It is noteworthy that the Parchin military facilities were the subject of major differences between Iran and the "5 + 1" countries due to the insistence of the International Atomic Energy Organization to enter these facilities, and to investigate whether they contain any nuclear activities, and the Iranian side refused to inspect, because they are military facilities to manufacture missiles, There is no requirement for Iran to allow the International Atomic Energy Agency to inspect military installations.

After Khusrawi's remarks, Kamalundi stated that these facilities faced great damage, and pointed out that there was an attack in these facilities.

One of the IAEA inspection rounds at the Natanz nuclear facility (Associated Press)

Speculation about the nature of the accident
, Israeli journalist Edi Cohen, who is close to the Israeli security services, had mentioned that Israeli F-16 aircraft attacked Natanz nuclear facilities and refueled in one of the Gulf Arab states, in an indirect reference to Saudi Arabia.
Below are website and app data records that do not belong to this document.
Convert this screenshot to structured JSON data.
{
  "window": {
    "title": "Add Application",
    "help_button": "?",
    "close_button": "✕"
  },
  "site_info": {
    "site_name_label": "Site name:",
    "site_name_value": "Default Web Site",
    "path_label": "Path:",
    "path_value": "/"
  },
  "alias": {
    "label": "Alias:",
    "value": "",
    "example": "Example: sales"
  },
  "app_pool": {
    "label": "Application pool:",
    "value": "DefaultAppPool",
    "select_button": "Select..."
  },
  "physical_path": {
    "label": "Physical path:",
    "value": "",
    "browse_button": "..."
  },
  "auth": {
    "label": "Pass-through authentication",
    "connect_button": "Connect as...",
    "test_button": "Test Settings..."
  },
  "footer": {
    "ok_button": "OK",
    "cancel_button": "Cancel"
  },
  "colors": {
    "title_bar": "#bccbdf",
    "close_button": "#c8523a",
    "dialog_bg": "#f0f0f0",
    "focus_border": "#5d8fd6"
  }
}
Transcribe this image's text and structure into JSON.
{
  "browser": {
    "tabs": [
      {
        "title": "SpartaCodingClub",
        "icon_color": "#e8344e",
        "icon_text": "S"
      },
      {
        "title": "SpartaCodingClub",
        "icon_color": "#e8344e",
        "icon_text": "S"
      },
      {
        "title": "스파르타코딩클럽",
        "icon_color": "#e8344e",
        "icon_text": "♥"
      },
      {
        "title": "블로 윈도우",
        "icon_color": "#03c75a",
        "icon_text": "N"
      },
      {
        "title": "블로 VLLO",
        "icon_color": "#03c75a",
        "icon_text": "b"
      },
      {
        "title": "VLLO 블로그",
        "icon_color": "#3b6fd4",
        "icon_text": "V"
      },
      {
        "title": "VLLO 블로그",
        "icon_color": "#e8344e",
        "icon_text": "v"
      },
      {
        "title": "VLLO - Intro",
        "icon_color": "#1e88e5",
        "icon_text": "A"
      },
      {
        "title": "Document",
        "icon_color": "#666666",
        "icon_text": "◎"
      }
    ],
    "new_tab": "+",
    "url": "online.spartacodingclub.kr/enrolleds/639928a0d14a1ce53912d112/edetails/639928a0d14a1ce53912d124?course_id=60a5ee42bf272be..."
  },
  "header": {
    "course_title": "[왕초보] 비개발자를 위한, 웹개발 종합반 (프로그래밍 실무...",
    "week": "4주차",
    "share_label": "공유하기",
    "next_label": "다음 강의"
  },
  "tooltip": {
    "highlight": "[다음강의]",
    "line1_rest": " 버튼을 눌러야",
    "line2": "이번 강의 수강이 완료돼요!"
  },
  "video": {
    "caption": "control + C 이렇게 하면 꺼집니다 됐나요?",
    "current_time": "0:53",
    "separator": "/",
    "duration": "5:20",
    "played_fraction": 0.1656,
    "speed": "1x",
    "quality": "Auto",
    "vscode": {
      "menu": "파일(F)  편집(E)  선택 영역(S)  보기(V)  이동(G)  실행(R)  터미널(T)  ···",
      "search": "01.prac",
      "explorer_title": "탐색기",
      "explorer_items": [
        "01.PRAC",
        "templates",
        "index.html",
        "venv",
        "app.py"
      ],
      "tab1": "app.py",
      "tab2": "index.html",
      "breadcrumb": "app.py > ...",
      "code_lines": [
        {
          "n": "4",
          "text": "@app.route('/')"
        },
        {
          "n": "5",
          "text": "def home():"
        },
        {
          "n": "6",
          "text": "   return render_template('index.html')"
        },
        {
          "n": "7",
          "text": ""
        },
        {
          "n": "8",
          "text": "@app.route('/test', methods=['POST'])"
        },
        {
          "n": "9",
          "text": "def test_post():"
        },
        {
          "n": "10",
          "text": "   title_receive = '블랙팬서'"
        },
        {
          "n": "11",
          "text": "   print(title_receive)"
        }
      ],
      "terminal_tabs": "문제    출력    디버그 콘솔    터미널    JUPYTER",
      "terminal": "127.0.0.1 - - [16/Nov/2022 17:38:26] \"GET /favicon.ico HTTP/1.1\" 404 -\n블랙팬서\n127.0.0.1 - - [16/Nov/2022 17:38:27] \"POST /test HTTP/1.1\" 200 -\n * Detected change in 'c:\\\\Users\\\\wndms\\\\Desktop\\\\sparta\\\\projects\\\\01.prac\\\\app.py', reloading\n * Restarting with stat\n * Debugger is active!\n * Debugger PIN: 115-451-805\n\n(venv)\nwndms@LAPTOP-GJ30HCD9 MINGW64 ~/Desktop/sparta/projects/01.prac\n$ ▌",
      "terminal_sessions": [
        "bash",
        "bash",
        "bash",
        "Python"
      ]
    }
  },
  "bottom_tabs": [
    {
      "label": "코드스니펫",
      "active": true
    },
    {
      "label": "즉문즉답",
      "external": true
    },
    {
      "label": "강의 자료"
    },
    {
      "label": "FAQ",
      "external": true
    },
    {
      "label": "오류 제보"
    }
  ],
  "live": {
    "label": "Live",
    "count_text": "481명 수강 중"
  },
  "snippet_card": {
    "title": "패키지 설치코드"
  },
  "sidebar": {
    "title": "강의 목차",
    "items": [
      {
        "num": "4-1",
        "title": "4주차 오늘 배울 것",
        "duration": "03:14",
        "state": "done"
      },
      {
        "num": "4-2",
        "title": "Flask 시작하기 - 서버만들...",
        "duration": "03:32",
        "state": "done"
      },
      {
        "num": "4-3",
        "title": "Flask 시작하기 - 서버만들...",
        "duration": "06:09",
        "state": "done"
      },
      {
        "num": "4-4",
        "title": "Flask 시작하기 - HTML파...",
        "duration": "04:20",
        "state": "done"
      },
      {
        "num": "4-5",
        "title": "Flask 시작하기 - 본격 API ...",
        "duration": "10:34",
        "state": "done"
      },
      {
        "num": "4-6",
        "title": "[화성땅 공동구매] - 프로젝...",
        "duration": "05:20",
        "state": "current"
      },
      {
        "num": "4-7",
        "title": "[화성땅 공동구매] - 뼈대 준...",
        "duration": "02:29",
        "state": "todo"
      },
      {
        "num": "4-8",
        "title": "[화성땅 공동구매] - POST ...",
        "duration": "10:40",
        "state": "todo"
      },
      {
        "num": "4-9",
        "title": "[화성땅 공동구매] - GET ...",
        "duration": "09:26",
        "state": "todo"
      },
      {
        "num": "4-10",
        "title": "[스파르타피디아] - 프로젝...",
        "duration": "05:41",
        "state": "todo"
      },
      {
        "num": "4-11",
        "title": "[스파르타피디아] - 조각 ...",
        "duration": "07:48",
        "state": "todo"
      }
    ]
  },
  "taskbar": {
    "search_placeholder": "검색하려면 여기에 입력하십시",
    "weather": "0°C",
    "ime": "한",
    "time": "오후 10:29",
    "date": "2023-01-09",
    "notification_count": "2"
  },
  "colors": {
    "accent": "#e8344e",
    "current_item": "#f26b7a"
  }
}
The Kuwaiti newspaper Al-Jarida had published that Israeli F-35 aircraft had attacked the Parchin installations without the need to refuel, and that the attack on the Natanz installations was an electronic attack. The New York Times also reported that the bombing at Natanz resulted from the planting of an explosive device at the facility.

The conclusions and analyzes were followed by the various media institutions, in one way or another, but as of the time of writing this report, none of these analyzes has been confirmed or denied.

Observers and eyewitnesses, and
since my wife's village is behind the mountains surrounding the Natanz nuclear facilities and by chance we had some administrative work in the town of Natanz, we went on Thursday (the morning of the accident) to the city of Natanz before the news of the accident spread, and on the way I heard about the accident, and I asked all of On my way, I met him about what he had seen before and after the accident, everyone assured without exception that they had not seen any approaching aircraft or a missile landing in the facility.

According to what was confirmed to me by some military experts, the fire that devoured a very large hall with an area of ​​several thousand square meters requires bombing with large bombs or missiles with an explosive capacity of more than 500 kilograms of high explosive explosives.

And since these installations are not entirely connected to the Internet, so they can be attacked electronically, the only analysis is that there is a kind of influence or defect inside the facilities, somewhere that could lead to such explosion or fire only.

Of course, this hall was intended for the assembly and control of modern centrifuges before they were installed, and these devices contain flammable materials, and can be targeted with sabotage if anyone intends to do so.

It should be noted that some media announced false information that this place is intended for the manufacture of centrifuges of the new generation, while they are manufactured elsewhere, and are only assembled and tuned in this facility.

Iran asserts that its nuclear reactors are working to produce energy and are not of a military (Getty) dimension.

Countries accusing
Iranian statements point the finger of accusation at Israel, but this does not mean that other countries are not involved in the incident.

Nor can the possibility of the United States' involvement in the incident be dismissed, as it is conducting ongoing hostilities and incitement against Iran, such as the assassination of General Qassem Soleimani in Iraq.

Since this incident coincided with threats by Brian Hook, who is in charge of the Iranian file at the US State Department, to take military action against Iran, many doubts are directed toward the United States as well.

On the other hand, if the work is through a spy and agent, it is likely to be linked to the PMOI, which is currently supported by the Kingdom of Saudi Arabia, where some analysts in Iran believe that such a process could be a response from Saudi Arabia to the Houthi attacks on Saudi Aramco facilities .

Perhaps the Israeli journalist Eddy Cohen's reference in his tweet, that refueling Israeli aircraft in a Gulf Arab country, is an indication of security cooperation between Israel and Saudi Arabia in this field.